Aliette De Bodard returns with a superb follow-up to The House Of Shattered Wings

Aliette De Bodard takes us back to her devastated alternate Paris with a beautifully written and utterly compelling follow-up to her excellent debut The House Of Shattered Wings. The story picks up quickly after the events that concluded the previous novel, and the author spins a tale that’s rich, emotional and gripping, and delivers that rare thing: a superior sequel.

Angel essence-addicted Madeleine’s worst nightmares have come true: she’s back in House Hawthorn and faced with a terrifying choice: give up her addiction and pledge allegiance to the brutal House ruler Asmodeus (the angel who killed her friends and sent her crawling to House Silverspires), or agree to be killed by him. The promise of sweet release is appealing, but when she realises that he would pick the method, she chooses to live.

Meanwhile, the immortal Phillipe is in hiding, living as a doctor on the streets of Paris and ravaged with guilt over the death of Isabelle. When he encounters the Fallen Berith and her pregnant partner Francoise, he is given the opportunity to put things right…for a price. It all comes back to Hawthorn, where Asmodeus is sending a team, including Madeleine, down under the Seine to meet with the Annamite dragons to arrange a wedding treaty. But if everyone’s getting along, why can no one find Hawthorn’s original messenger?

While the focus in the first novel was very much on Silverspires, Binding Thorns is essentially a Hawthorn story.

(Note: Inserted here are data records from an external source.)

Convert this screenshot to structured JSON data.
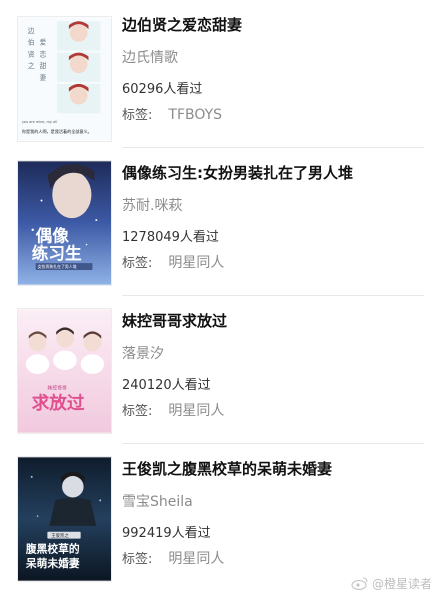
{
  "items": [
    {
      "title": "边伯贤之爱恋甜妻",
      "author": "边氏情歌",
      "views": "60296人看过",
      "tag_label": "标签:",
      "tag_value": "TFBOYS",
      "cover_text": "边伯贤之爱恋甜妻",
      "cover_caption": "你是我的人啊，是我活着的全部意义。",
      "cover_small": "you are mine, my all"
    },
    {
      "title": "偶像练习生:女扮男装扎在了男人堆",
      "author": "苏耐.咪萩",
      "views": "1278049人看过",
      "tag_label": "标签:",
      "tag_value": "明星同人",
      "cover_text": "偶像练习生",
      "cover_sub": "女扮男装扎在了男人堆"
    },
    {
      "title": "妹控哥哥求放过",
      "author": "落景汐",
      "views": "240120人看过",
      "tag_label": "标签:",
      "tag_value": "明星同人",
      "cover_text": "求放过",
      "cover_small": "妹控哥哥"
    },
    {
      "title": "王俊凯之腹黑校草的呆萌未婚妻",
      "author": "雪宝Sheila",
      "views": "992419人看过",
      "tag_label": "标签:",
      "tag_value": "明星同人",
      "cover_text": "腹黑校草的呆萌未婚妻",
      "cover_small": "王俊凯之"
    }
  ],
  "watermark": "@橙星读者",
  "colors": {
    "title": "#111111",
    "author": "#8c8c8c",
    "divider": "#e8e8e8",
    "cover2_bg": "#2a3f7a",
    "cover3_bg": "#f6dbe9",
    "cover4_bg": "#1b2c3e"
  }
}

There are multiple POV characters, including Madeline, Phillipe, undercover spy Thuan and Francoise, but everything is connected to the most powerful House in Paris. As the story progresses, De Bodard skilfully adds shading to each one of the characters, even the apparently heartless Asmodeus, and we see just how fragile the balance of power is and the damage the struggle has done and will continue to do.

This is an incredibly rich novel. Even as the scheming, double-crossing and action set pieces unfold, the author never loses sight of the people whose lives are on the line. The real standouts are Francoise and Berith. The former has been shunned by her community for living with a Fallen, although she will definitely need help when it comes time to deliver her baby, and the latter is hugely powerful but slowly dying, and will need to call on her Fallen partner and the protection of her old house if she wants to keep her lover and baby safe.

The hierarchical world of the Houses contrasts with the richly detailed kingdom under the Seine, with fantastic creatures (some of whom choose to mask their dragon nature, some of whom do not), and a once-great society in the throes of crumbling. Their efforts to live apart from the Fallen have failed due to the encroaching influence of the angel essence, which has had a devastating impact.

There’s just so much going on here: social commentary, myths and fairytales that often feel under-represented in genre fiction, a gripping genre adventure and an affecting love story. The author has gone from strength to strength and we can’t wait for this story to continue.